It's an awkward sentence. "Among themselves" makes more sense with a plural verb, but "The crowd have been fighting" sounds odd in AE, no matter what follows. Most AE writers would probably phrase the whole thing differently.
There hasn't been any BE input in this thread so far, so I think it should be said that in BE there's nothing wrong with:
"The crowd have been fighting amongst themselves since morning."
Perhaps another speaker of BE could confirm that I'm not out on a limb here.
To me it sounds very strange with a singular verb. I read it as "The people in the crowd have been fighting..."
But "The crowd has been fighting against some other force, outside itself".
The British are quite liberal using 'have' in these cases. I hear it on the telly.
They even say plurals where none are logically needed as "The team have won."
The American do not use the plural as much, though logically it seems to fit the OP example.
Yet nonetheless "The crowd have been fighting among themselves" sound odd to my AE ear.
I'd say, "Members of the crowd have been fighting amongst themselves." or "There has been

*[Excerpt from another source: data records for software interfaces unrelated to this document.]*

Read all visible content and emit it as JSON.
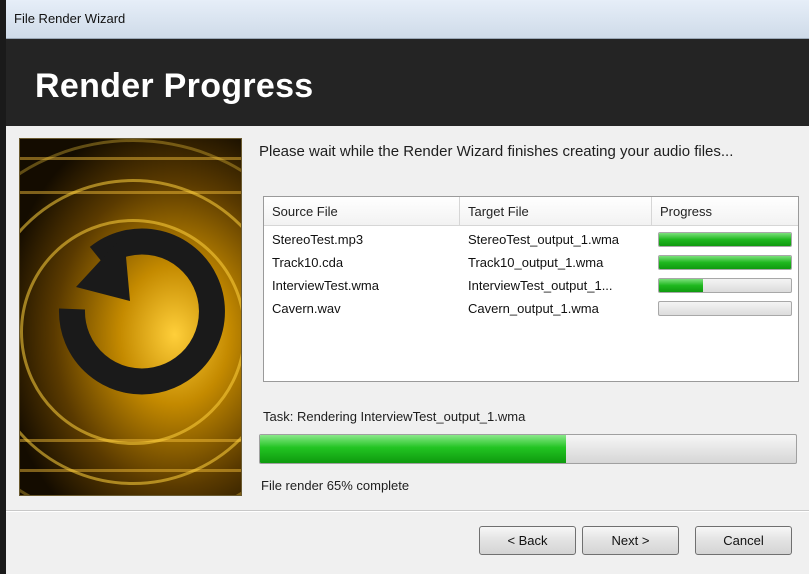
{
  "window": {
    "title": "File Render Wizard"
  },
  "header": {
    "title": "Render Progress"
  },
  "prompt": "Please wait while the Render Wizard finishes creating your audio files...",
  "table": {
    "columns": [
      "Source File",
      "Target File",
      "Progress"
    ],
    "rows": [
      {
        "source": "StereoTest.mp3",
        "target": "StereoTest_output_1.wma",
        "progress": 1.0
      },
      {
        "source": "Track10.cda",
        "target": "Track10_output_1.wma",
        "progress": 1.0
      },
      {
        "source": "InterviewTest.wma",
        "target": "InterviewTest_output_1...",
        "progress": 0.33
      },
      {
        "source": "Cavern.wav",
        "target": "Cavern_output_1.wma",
        "progress": 0.0
      }
    ]
  },
  "task": {
    "label": "Task: Rendering InterviewTest_output_1.wma"
  },
  "overall": {
    "progress": 0.57,
    "status": "File render 65% complete"
  },
  "buttons": {
    "back": "< Back",
    "next": "Next >",
    "cancel": "Cancel"
  },
  "colors": {
    "progress_green": "#1fb81f",
    "header_bg": "#242424",
    "art_gold": "#c48a00"
  },
  "icons": {
    "art": "refresh-arrow-icon"
  }
}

in-fighting among the crowd" "There have been in-fights within the crowd."
I do not know if this is a BE/AE thing, but for me a crowd of people can fight among themselves, in which case the crowd is a collective of many individuals and the verb is plural (are).
In fact, I completely agree with Velisarius, post 11, now that I have read it carefully. It is like I wrote it, really